======== Material supplied
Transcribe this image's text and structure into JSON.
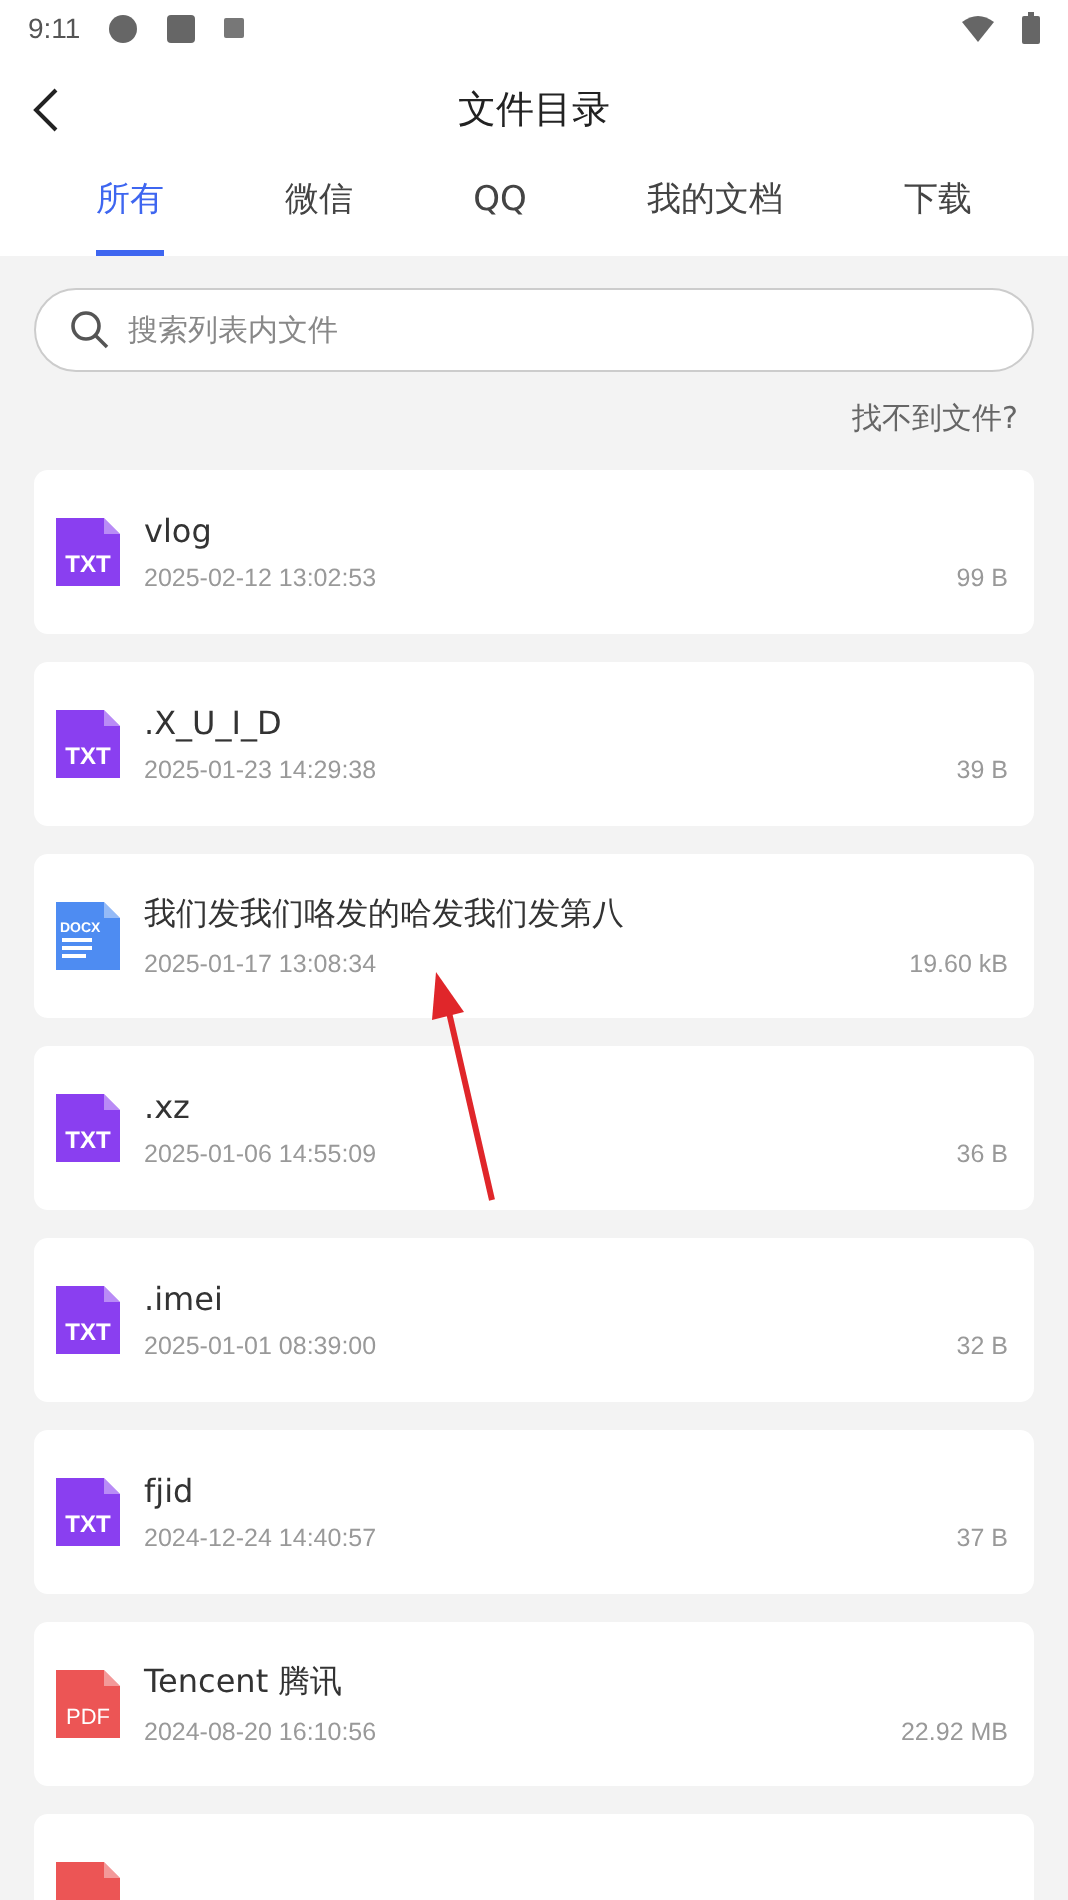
{
  "status_bar": {
    "time": "9:11"
  },
  "header": {
    "title": "文件目录"
  },
  "tabs": [
    {
      "label": "所有",
      "selected": true
    },
    {
      "label": "微信",
      "selected": false
    },
    {
      "label": "QQ",
      "selected": false
    },
    {
      "label": "我的文档",
      "selected": false
    },
    {
      "label": "下载",
      "selected": false
    }
  ],
  "search": {
    "placeholder": "搜索列表内文件"
  },
  "help_link": "找不到文件?",
  "files": [
    {
      "kind": "txt",
      "badge": "TXT",
      "name": "vlog",
      "date": "2025-02-12 13:02:53",
      "size": "99 B"
    },
    {
      "kind": "txt",
      "badge": "TXT",
      "name": ".X_U_I_D",
      "date": "2025-01-23 14:29:38",
      "size": "39 B"
    },
    {
      "kind": "docx",
      "badge": "DOCX",
      "name": "我们发我们咯发的哈发我们发第八",
      "date": "2025-01-17 13:08:34",
      "size": "19.60 kB"
    },
    {
      "kind": "txt",
      "badge": "TXT",
      "name": ".xz",
      "date": "2025-01-06 14:55:09",
      "size": "36 B"
    },
    {
      "kind": "txt",
      "badge": "TXT",
      "name": ".imei",
      "date": "2025-01-01 08:39:00",
      "size": "32 B"
    },
    {
      "kind": "txt",
      "badge": "TXT",
      "name": "fjid",
      "date": "2024-12-24 14:40:57",
      "size": "37 B"
    },
    {
      "kind": "pdf",
      "badge": "PDF",
      "name": "Tencent 腾讯",
      "date": "2024-08-20 16:10:56",
      "size": "22.92 MB"
    },
    {
      "kind": "pdf"
    }
  ]
}
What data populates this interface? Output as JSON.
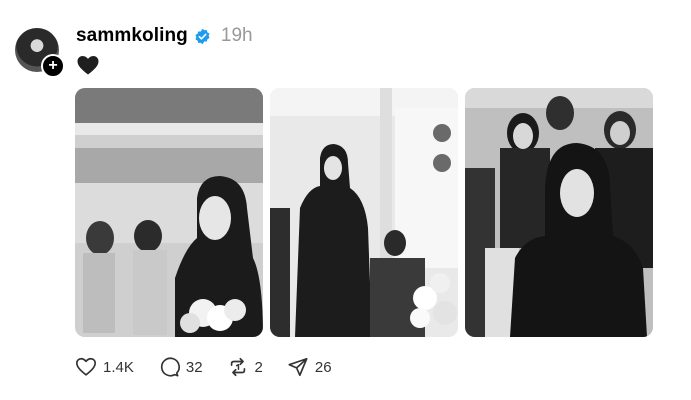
{
  "post": {
    "username": "sammkoling",
    "time": "19h",
    "caption_icon": "heart-icon"
  },
  "images": [
    {
      "name": "photo-1"
    },
    {
      "name": "photo-2"
    },
    {
      "name": "photo-3"
    }
  ],
  "actions": {
    "like_count": "1.4K",
    "reply_count": "32",
    "repost_count": "2",
    "share_count": "26"
  },
  "colors": {
    "verified": "#1d9bf0",
    "muted": "#999999"
  }
}
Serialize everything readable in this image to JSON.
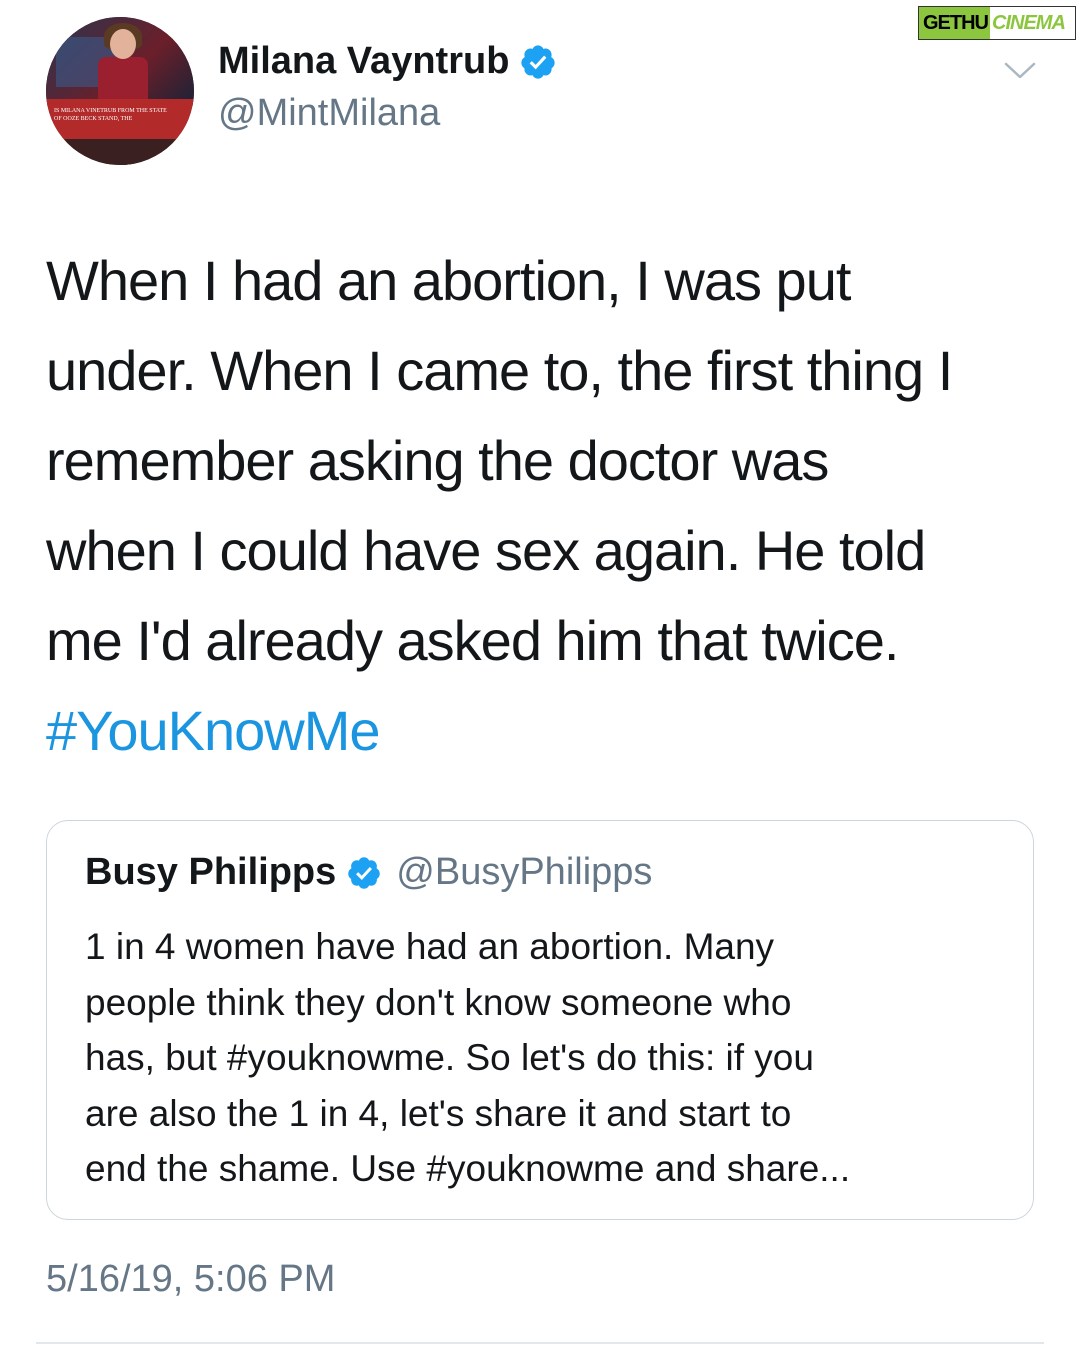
{
  "watermark": {
    "part1": "GETHU",
    "part2": "CINEMA"
  },
  "author": {
    "display_name": "Milana Vayntrub",
    "handle": "@MintMilana",
    "avatar_caption": "IS MILANA VINETRUB FROM THE STATE OF OOZE BECK STAND, THE"
  },
  "tweet": {
    "lines": [
      "When I had an abortion, I was put",
      "under. When I came to, the first thing I",
      "remember asking the doctor was",
      "when I could have sex again. He told",
      "me I'd already asked him that twice."
    ],
    "hashtag": "#YouKnowMe",
    "timestamp": "5/16/19, 5:06 PM"
  },
  "quoted": {
    "display_name": "Busy Philipps",
    "handle": "@BusyPhilipps",
    "lines": [
      "1 in 4 women have had an abortion. Many",
      "people think they don't know someone who",
      "has, but #youknowme. So let's do this: if you",
      "are also the 1 in 4, let's share it and start to",
      "end the shame. Use #youknowme and share..."
    ]
  },
  "colors": {
    "text": "#14171a",
    "secondary": "#657786",
    "link": "#1b95e0",
    "verified": "#1da1f2",
    "border": "#ccd6dd"
  }
}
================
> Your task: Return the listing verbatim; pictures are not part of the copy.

> Response below:
Transcribe this image's text and structure into JSON.
{
  "status_bar": {
    "time": "9:11"
  },
  "header": {
    "title": "文件目录"
  },
  "tabs": [
    {
      "label": "所有",
      "selected": true
    },
    {
      "label": "微信",
      "selected": false
    },
    {
      "label": "QQ",
      "selected": false
    },
    {
      "label": "我的文档",
      "selected": false
    },
    {
      "label": "下载",
      "selected": false
    }
  ],
  "search": {
    "placeholder": "搜索列表内文件"
  },
  "help_link": "找不到文件?",
  "files": [
    {
      "kind": "txt",
      "badge": "TXT",
      "name": "vlog",
      "date": "2025-02-12 13:02:53",
      "size": "99 B"
    },
    {
      "kind": "txt",
      "badge": "TXT",
      "name": ".X_U_I_D",
      "date": "2025-01-23 14:29:38",
      "size": "39 B"
    },
    {
      "kind": "docx",
      "badge": "DOCX",
      "name": "我们发我们咯发的哈发我们发第八",
      "date": "2025-01-17 13:08:34",
      "size": "19.60 kB"
    },
    {
      "kind": "txt",
      "badge": "TXT",
      "name": ".xz",
      "date": "2025-01-06 14:55:09",
      "size": "36 B"
    },
    {
      "kind": "txt",
      "badge": "TXT",
      "name": ".imei",
      "date": "2025-01-01 08:39:00",
      "size": "32 B"
    },
    {
      "kind": "txt",
      "badge": "TXT",
      "name": "fjid",
      "date": "2024-12-24 14:40:57",
      "size": "37 B"
    },
    {
      "kind": "pdf",
      "badge": "PDF",
      "name": "Tencent 腾讯",
      "date": "2024-08-20 16:10:56",
      "size": "22.92 MB"
    },
    {
      "kind": "pdf"
    }
  ]
}
What data populates this interface? Output as JSON.
{
  "post": {
    "username": "sammkoling",
    "time": "19h",
    "caption_icon": "heart-icon"
  },
  "images": [
    {
      "name": "photo-1"
    },
    {
      "name": "photo-2"
    },
    {
      "name": "photo-3"
    }
  ],
  "actions": {
    "like_count": "1.4K",
    "reply_count": "32",
    "repost_count": "2",
    "share_count": "26"
  },
  "colors": {
    "verified": "#1d9bf0",
    "muted": "#999999"
  }
}
Serialize everything readable in this image to JSON.
{
  "watermark": {
    "part1": "GETHU",
    "part2": "CINEMA"
  },
  "author": {
    "display_name": "Milana Vayntrub",
    "handle": "@MintMilana",
    "avatar_caption": "IS MILANA VINETRUB FROM THE STATE OF OOZE BECK STAND, THE"
  },
  "tweet": {
    "lines": [
      "When I had an abortion, I was put",
      "under. When I came to, the first thing I",
      "remember asking the doctor was",
      "when I could have sex again. He told",
      "me I'd already asked him that twice."
    ],
    "hashtag": "#YouKnowMe",
    "timestamp": "5/16/19, 5:06 PM"
  },
  "quoted": {
    "display_name": "Busy Philipps",
    "handle": "@BusyPhilipps",
    "lines": [
      "1 in 4 women have had an abortion. Many",
      "people think they don't know someone who",
      "has, but #youknowme. So let's do this: if you",
      "are also the 1 in 4, let's share it and start to",
      "end the shame. Use #youknowme and share..."
    ]
  },
  "colors": {
    "text": "#14171a",
    "secondary": "#657786",
    "link": "#1b95e0",
    "verified": "#1da1f2",
    "border": "#ccd6dd"
  }
}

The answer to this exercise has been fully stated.